Look over the material for the string "Upper". Copy every line where it turns up.
── Data records
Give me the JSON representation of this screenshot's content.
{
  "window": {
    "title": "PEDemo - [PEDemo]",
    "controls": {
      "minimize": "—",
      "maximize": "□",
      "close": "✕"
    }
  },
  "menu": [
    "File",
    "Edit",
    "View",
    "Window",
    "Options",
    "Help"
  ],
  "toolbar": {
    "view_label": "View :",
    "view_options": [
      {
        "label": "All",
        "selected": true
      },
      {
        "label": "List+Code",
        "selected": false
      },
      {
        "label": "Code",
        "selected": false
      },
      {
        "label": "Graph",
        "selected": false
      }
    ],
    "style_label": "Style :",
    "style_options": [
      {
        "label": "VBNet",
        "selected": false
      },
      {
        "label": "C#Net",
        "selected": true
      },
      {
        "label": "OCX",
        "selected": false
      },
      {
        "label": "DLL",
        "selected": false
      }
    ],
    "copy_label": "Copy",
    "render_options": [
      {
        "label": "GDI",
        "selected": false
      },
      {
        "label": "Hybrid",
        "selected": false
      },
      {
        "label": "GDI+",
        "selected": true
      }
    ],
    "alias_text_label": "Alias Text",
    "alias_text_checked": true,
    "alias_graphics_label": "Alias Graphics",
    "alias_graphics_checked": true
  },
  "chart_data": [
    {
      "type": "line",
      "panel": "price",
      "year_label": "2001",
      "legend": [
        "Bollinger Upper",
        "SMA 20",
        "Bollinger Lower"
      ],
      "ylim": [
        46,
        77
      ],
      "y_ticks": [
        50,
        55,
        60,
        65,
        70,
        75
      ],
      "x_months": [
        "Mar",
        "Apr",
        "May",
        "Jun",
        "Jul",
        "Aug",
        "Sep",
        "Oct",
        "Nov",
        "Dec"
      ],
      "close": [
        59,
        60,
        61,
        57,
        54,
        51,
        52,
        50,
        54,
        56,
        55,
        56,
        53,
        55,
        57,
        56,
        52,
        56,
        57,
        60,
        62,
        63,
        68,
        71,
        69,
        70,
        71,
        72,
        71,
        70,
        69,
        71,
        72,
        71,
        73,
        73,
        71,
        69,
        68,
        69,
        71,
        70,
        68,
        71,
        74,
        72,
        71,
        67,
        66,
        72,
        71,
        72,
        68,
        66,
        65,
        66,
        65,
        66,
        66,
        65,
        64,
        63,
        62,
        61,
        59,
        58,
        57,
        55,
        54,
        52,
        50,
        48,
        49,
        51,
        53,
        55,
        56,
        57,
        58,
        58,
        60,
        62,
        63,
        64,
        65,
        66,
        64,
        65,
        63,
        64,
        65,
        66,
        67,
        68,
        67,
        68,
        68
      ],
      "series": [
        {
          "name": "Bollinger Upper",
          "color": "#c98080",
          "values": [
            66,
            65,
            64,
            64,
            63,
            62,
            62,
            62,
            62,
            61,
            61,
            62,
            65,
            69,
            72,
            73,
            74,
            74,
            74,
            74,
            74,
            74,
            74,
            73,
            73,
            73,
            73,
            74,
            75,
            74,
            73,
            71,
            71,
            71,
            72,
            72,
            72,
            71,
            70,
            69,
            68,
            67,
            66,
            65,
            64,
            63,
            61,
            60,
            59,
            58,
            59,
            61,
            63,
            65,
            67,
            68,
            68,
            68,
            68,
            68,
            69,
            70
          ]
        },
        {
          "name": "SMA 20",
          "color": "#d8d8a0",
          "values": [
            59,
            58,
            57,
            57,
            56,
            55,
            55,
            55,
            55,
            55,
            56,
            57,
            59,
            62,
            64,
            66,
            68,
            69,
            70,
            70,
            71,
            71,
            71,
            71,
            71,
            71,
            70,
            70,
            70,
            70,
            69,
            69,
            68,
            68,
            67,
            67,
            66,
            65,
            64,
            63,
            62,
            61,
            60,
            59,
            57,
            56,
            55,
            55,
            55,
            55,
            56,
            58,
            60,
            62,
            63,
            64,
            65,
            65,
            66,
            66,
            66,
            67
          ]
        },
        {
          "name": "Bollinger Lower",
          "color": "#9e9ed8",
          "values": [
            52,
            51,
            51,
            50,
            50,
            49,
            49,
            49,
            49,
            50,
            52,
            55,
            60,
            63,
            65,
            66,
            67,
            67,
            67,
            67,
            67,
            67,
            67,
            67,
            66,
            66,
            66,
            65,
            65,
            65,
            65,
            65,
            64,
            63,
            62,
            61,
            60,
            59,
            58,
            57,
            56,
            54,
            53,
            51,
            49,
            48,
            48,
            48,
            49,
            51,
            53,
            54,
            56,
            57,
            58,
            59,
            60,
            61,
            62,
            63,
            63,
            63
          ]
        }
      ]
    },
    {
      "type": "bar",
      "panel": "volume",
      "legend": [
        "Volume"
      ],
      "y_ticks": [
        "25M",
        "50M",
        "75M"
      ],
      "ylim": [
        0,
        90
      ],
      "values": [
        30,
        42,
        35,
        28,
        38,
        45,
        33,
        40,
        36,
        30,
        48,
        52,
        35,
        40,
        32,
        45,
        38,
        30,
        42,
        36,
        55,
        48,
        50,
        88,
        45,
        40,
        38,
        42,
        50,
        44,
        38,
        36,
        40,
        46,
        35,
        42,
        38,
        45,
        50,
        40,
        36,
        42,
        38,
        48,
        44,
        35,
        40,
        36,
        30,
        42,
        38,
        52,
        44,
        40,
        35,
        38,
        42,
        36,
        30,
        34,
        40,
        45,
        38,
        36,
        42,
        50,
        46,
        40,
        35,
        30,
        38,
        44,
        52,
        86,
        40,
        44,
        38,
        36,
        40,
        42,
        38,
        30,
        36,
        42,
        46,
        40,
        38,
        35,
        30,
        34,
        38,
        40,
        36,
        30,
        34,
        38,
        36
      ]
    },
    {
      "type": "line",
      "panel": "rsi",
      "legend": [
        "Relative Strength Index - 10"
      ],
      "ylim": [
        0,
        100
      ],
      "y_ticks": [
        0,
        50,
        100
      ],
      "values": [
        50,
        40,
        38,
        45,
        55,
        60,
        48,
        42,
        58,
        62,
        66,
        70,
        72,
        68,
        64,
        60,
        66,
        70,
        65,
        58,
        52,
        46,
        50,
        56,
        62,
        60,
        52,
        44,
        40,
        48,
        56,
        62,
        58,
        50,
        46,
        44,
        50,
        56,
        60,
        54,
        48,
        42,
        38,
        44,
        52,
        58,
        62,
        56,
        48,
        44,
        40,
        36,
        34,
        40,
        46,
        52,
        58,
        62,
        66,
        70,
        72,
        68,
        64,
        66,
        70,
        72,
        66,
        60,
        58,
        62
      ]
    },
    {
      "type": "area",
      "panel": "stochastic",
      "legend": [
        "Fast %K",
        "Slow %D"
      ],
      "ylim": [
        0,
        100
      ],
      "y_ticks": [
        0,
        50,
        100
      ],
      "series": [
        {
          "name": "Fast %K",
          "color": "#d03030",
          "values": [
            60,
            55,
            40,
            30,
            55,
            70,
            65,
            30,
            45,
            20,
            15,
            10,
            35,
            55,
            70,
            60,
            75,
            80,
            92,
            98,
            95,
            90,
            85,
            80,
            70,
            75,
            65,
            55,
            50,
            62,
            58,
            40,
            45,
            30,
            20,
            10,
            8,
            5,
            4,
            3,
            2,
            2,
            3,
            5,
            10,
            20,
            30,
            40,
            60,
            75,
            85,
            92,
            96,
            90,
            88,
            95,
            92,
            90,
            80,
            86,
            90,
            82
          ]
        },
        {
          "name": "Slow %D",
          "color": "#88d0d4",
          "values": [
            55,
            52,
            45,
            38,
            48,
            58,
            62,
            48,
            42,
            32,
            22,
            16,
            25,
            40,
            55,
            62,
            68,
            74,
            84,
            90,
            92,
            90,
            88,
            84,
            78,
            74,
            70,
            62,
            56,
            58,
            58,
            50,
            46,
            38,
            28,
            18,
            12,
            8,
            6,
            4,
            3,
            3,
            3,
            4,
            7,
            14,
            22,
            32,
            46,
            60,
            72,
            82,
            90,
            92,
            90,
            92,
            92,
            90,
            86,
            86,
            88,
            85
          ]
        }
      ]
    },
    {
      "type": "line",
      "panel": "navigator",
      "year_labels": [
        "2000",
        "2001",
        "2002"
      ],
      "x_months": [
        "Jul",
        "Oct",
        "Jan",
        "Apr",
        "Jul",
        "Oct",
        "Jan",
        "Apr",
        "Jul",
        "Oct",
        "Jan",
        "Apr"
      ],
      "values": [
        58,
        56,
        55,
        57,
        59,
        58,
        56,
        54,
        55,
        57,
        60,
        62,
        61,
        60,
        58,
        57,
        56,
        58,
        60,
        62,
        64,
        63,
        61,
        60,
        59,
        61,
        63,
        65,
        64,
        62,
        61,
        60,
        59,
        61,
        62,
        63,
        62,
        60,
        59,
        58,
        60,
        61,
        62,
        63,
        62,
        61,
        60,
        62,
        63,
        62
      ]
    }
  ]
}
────
▶ Exercise response
        "Bollinger Upper",
          "name": "Bollinger Upper",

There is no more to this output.